Brief: I'd like every entry returned exactly as it is, with the images left out.

[Opening Raw data section]

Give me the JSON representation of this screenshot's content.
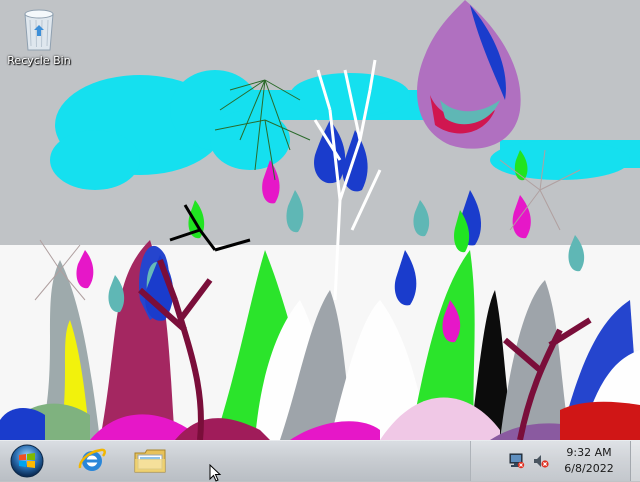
{
  "desktop": {
    "icons": [
      {
        "label": "Recycle Bin",
        "icon": "recycle-bin-icon"
      }
    ]
  },
  "taskbar": {
    "start_icon": "windows-orb-icon",
    "pinned": [
      {
        "name": "Internet Explorer",
        "icon": "internet-explorer-icon"
      },
      {
        "name": "Windows Explorer",
        "icon": "folder-icon"
      }
    ],
    "tray": {
      "icons": [
        "network-icon",
        "volume-muted-icon"
      ],
      "clock": {
        "time": "9:32 AM",
        "date": "6/8/2022"
      }
    }
  },
  "colors": {
    "taskbar": "#c9cdd2",
    "sky": "#c0c3c6",
    "clouds": "#15e0ef",
    "accent_blue": "#1a3ccc",
    "magenta": "#e617c8",
    "green": "#21e421"
  }
}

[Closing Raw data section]

Output below:
Give me the JSON representation of this screenshot's content.
{
  "desktop": {
    "icons": [
      {
        "label": "Recycle Bin",
        "icon": "recycle-bin-icon"
      }
    ]
  },
  "taskbar": {
    "start_icon": "windows-orb-icon",
    "pinned": [
      {
        "name": "Internet Explorer",
        "icon": "internet-explorer-icon"
      },
      {
        "name": "Windows Explorer",
        "icon": "folder-icon"
      }
    ],
    "tray": {
      "icons": [
        "network-icon",
        "volume-muted-icon"
      ],
      "clock": {
        "time": "9:32 AM",
        "date": "6/8/2022"
      }
    }
  },
  "colors": {
    "taskbar": "#c9cdd2",
    "sky": "#c0c3c6",
    "clouds": "#15e0ef",
    "accent_blue": "#1a3ccc",
    "magenta": "#e617c8",
    "green": "#21e421"
  }
}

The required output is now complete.